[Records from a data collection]
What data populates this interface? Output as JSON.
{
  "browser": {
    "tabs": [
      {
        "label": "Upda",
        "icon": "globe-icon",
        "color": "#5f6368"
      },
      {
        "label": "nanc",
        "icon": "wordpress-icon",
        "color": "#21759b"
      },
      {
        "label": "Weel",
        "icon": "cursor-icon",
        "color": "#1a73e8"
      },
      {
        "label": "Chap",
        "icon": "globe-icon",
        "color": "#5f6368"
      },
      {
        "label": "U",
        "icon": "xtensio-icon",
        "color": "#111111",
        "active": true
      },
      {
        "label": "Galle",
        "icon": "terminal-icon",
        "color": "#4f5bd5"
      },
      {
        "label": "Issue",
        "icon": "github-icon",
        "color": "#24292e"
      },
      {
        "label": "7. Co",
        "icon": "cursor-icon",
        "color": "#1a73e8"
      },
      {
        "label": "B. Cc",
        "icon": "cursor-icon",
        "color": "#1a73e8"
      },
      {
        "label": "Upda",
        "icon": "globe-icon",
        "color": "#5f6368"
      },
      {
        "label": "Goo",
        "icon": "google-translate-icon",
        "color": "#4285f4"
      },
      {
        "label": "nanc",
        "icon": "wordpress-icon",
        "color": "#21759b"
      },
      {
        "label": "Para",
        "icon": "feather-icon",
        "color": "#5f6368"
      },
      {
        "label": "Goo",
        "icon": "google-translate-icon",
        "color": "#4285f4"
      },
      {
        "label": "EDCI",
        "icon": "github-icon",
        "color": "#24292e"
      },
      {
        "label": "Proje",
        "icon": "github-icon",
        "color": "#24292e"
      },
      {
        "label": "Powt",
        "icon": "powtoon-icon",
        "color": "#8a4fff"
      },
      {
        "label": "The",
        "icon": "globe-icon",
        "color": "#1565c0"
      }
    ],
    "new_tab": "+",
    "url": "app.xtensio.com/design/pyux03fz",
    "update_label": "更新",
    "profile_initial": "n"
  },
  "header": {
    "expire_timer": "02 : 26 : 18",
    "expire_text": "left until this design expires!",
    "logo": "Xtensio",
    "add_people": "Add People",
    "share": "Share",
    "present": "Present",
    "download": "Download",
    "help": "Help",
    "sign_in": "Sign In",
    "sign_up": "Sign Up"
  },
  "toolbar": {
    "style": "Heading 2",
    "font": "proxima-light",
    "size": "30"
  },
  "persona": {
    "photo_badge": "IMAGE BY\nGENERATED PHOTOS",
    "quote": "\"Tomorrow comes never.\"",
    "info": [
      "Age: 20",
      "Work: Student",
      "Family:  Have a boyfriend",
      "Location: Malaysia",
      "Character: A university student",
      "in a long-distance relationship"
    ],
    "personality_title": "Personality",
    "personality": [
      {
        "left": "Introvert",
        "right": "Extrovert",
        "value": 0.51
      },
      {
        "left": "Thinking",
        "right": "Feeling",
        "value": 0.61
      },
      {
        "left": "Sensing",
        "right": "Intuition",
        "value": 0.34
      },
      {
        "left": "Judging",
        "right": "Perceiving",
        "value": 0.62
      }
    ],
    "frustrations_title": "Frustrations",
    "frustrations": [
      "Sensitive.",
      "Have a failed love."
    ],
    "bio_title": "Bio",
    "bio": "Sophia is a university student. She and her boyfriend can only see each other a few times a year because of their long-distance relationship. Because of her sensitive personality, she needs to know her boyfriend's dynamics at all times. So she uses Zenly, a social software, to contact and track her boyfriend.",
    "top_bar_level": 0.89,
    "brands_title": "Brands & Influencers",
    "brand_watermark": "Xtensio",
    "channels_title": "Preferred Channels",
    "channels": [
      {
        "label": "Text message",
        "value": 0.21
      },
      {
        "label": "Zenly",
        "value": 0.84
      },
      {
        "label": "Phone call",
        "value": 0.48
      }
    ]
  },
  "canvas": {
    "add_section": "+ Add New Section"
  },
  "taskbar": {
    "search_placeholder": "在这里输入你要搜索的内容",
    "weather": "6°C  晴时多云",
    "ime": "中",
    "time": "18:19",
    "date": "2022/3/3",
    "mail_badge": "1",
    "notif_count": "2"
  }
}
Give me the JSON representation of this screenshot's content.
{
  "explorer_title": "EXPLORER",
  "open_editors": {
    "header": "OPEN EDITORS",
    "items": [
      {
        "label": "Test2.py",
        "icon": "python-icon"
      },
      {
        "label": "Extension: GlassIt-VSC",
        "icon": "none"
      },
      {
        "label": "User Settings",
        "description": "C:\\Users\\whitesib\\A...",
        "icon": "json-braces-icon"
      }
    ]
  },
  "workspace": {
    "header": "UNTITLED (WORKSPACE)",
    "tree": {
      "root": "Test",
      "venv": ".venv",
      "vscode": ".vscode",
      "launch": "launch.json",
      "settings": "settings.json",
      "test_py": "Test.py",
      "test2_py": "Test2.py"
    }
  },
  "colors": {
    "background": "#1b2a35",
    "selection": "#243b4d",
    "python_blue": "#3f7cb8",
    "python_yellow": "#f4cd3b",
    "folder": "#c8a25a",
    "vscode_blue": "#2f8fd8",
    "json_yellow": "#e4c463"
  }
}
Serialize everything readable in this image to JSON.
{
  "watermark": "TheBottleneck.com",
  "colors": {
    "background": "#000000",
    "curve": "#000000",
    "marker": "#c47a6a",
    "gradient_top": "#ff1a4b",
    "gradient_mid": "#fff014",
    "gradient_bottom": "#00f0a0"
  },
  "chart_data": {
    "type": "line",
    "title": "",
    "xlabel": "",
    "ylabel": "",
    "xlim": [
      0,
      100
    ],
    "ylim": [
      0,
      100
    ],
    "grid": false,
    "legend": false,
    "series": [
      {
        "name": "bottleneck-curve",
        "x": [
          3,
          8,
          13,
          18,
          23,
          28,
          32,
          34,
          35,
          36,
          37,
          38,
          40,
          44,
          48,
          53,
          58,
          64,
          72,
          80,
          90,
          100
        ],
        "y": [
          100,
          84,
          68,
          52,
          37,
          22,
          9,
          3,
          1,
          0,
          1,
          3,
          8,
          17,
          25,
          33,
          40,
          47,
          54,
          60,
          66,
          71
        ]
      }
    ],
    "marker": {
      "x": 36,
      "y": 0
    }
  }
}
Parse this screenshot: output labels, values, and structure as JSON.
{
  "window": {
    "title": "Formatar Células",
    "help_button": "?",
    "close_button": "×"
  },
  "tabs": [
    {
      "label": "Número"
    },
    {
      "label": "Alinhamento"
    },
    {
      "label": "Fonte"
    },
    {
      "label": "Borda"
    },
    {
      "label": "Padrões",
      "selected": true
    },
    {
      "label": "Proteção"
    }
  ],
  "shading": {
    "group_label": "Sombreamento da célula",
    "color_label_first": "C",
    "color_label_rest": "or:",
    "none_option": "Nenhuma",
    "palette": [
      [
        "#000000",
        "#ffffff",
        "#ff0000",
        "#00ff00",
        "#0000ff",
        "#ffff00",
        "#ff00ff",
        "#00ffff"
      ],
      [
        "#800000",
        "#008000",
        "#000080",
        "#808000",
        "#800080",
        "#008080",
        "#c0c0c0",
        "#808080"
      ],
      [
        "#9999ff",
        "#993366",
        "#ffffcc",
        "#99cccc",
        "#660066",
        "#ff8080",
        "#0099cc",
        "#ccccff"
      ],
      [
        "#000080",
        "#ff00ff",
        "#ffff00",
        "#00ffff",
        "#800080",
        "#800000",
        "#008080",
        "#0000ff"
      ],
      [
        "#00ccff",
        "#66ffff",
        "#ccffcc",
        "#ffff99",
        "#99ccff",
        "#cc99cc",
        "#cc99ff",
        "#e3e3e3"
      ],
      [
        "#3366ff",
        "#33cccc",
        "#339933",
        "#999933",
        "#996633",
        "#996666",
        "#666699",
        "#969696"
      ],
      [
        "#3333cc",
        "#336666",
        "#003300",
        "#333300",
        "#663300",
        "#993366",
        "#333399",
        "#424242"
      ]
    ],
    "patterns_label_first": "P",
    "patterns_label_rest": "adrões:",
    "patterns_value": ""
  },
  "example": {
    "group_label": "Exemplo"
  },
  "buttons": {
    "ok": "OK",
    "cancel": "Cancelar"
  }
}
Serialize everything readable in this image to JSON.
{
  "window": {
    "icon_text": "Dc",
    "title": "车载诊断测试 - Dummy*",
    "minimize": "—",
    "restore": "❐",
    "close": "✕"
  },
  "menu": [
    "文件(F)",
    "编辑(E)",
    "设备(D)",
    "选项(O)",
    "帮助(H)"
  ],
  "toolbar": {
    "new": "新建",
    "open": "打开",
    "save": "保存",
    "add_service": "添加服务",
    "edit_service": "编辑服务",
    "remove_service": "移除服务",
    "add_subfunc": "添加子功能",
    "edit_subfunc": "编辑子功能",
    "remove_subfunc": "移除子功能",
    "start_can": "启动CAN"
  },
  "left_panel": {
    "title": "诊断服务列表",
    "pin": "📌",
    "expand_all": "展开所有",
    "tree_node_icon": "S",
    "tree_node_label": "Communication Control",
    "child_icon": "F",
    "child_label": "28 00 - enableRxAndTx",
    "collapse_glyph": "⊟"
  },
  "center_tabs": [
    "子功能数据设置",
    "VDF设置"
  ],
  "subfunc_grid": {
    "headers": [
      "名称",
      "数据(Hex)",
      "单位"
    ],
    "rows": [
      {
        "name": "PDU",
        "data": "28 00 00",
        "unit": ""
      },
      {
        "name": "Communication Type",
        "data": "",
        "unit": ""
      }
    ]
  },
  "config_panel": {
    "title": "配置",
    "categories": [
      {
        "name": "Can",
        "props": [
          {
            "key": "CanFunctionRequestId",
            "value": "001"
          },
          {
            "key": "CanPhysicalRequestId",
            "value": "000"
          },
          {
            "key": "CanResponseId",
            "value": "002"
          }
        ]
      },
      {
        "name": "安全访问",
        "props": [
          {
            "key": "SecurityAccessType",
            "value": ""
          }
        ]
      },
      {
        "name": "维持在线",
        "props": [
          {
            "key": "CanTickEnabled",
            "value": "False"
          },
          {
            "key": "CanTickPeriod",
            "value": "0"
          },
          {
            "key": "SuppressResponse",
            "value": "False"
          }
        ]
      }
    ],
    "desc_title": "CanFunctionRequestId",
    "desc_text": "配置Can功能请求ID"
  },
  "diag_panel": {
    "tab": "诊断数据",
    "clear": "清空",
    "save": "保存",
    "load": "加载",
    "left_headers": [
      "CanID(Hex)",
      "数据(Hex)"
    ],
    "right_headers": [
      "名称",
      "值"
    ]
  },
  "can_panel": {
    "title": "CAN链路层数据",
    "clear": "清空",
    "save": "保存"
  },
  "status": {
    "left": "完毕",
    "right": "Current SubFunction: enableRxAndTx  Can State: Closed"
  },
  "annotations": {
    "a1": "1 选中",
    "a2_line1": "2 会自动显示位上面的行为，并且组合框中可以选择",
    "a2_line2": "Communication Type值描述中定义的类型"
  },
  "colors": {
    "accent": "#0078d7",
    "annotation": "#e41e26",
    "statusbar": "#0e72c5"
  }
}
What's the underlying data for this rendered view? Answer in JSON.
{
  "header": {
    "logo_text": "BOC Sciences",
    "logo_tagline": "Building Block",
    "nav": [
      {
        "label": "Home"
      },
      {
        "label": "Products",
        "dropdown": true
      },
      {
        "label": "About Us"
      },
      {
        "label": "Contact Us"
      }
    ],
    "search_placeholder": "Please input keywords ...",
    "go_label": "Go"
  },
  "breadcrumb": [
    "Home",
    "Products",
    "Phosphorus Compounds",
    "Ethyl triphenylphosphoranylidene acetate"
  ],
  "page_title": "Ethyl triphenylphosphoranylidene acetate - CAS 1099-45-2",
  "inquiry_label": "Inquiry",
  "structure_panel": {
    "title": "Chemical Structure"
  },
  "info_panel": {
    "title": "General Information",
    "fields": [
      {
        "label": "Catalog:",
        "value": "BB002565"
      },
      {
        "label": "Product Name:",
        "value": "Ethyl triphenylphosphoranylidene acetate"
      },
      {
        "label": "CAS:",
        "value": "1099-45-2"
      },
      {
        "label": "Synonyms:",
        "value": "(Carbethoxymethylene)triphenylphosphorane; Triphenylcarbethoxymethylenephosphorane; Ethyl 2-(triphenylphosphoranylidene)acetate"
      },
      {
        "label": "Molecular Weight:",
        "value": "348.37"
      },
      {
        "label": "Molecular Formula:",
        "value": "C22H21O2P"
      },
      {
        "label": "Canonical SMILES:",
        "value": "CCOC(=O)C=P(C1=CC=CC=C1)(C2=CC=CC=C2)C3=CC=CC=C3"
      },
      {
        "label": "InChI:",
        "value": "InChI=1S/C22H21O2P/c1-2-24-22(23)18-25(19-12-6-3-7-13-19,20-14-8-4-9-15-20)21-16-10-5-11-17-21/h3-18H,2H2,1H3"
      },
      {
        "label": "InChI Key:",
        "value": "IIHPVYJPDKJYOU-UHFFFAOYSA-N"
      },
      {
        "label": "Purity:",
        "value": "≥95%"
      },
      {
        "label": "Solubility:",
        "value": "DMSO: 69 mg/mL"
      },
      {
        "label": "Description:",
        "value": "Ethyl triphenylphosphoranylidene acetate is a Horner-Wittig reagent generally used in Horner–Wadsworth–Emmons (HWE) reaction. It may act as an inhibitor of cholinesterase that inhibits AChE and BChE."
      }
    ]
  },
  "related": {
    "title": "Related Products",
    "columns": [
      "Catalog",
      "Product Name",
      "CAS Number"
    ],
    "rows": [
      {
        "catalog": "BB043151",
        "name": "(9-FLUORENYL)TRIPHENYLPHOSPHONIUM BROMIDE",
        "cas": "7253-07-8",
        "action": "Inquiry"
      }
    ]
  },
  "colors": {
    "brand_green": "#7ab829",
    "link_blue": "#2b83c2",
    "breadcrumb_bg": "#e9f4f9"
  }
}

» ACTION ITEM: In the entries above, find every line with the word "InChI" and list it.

» RESPONSE:
        "label": "InChI:",
        "value": "InChI=1S/C22H21O2P/c1-2-24-22(23)18-25(19-12-6-3-7-13-19,20-14-8-4-9-15-20)21-16-10-5-11-17-21/h3-18H,2H2,1H3"
        "label": "InChI Key:",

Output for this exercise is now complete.